Data supplied –
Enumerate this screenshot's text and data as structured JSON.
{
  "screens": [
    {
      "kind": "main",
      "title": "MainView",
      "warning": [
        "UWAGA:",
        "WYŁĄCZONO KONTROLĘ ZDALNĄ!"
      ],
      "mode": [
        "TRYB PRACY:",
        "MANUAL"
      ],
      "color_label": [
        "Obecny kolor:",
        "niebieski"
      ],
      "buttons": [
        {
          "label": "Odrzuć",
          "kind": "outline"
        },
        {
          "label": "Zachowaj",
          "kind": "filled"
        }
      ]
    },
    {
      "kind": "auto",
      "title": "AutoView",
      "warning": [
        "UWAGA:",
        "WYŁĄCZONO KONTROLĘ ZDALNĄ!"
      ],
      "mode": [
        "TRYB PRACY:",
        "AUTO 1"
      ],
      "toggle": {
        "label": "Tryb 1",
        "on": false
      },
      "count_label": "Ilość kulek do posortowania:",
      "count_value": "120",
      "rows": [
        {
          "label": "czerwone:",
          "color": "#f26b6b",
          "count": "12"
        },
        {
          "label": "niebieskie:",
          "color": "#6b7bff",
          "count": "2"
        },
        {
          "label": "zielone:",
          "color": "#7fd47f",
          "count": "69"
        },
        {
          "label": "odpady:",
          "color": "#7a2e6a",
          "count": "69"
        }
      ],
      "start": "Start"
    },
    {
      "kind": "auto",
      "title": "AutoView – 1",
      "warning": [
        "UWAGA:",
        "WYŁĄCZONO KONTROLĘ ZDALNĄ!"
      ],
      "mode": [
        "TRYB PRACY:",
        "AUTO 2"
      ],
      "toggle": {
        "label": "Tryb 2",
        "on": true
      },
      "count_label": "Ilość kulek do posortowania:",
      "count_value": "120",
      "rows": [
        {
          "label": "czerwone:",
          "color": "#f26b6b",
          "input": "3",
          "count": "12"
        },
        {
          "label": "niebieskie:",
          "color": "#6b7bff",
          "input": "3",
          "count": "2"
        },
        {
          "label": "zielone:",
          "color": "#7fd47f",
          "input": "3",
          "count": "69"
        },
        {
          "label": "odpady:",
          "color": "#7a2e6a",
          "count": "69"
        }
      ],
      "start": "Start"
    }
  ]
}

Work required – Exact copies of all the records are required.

Exercise output –
Enumerate this screenshot's text and data as structured JSON.
{
  "screens": [
    {
      "kind": "main",
      "title": "MainView",
      "warning": [
        "UWAGA:",
        "WYŁĄCZONO KONTROLĘ ZDALNĄ!"
      ],
      "mode": [
        "TRYB PRACY:",
        "MANUAL"
      ],
      "color_label": [
        "Obecny kolor:",
        "niebieski"
      ],
      "buttons": [
        {
          "label": "Odrzuć",
          "kind": "outline"
        },
        {
          "label": "Zachowaj",
          "kind": "filled"
        }
      ]
    },
    {
      "kind": "auto",
      "title": "AutoView",
      "warning": [
        "UWAGA:",
        "WYŁĄCZONO KONTROLĘ ZDALNĄ!"
      ],
      "mode": [
        "TRYB PRACY:",
        "AUTO 1"
      ],
      "toggle": {
        "label": "Tryb 1",
        "on": false
      },
      "count_label": "Ilość kulek do posortowania:",
      "count_value": "120",
      "rows": [
        {
          "label": "czerwone:",
          "color": "#f26b6b",
          "count": "12"
        },
        {
          "label": "niebieskie:",
          "color": "#6b7bff",
          "count": "2"
        },
        {
          "label": "zielone:",
          "color": "#7fd47f",
          "count": "69"
        },
        {
          "label": "odpady:",
          "color": "#7a2e6a",
          "count": "69"
        }
      ],
      "start": "Start"
    },
    {
      "kind": "auto",
      "title": "AutoView – 1",
      "warning": [
        "UWAGA:",
        "WYŁĄCZONO KONTROLĘ ZDALNĄ!"
      ],
      "mode": [
        "TRYB PRACY:",
        "AUTO 2"
      ],
      "toggle": {
        "label": "Tryb 2",
        "on": true
      },
      "count_label": "Ilość kulek do posortowania:",
      "count_value": "120",
      "rows": [
        {
          "label": "czerwone:",
          "color": "#f26b6b",
          "input": "3",
          "count": "12"
        },
        {
          "label": "niebieskie:",
          "color": "#6b7bff",
          "input": "3",
          "count": "2"
        },
        {
          "label": "zielone:",
          "color": "#7fd47f",
          "input": "3",
          "count": "69"
        },
        {
          "label": "odpady:",
          "color": "#7a2e6a",
          "count": "69"
        }
      ],
      "start": "Start"
    }
  ]
}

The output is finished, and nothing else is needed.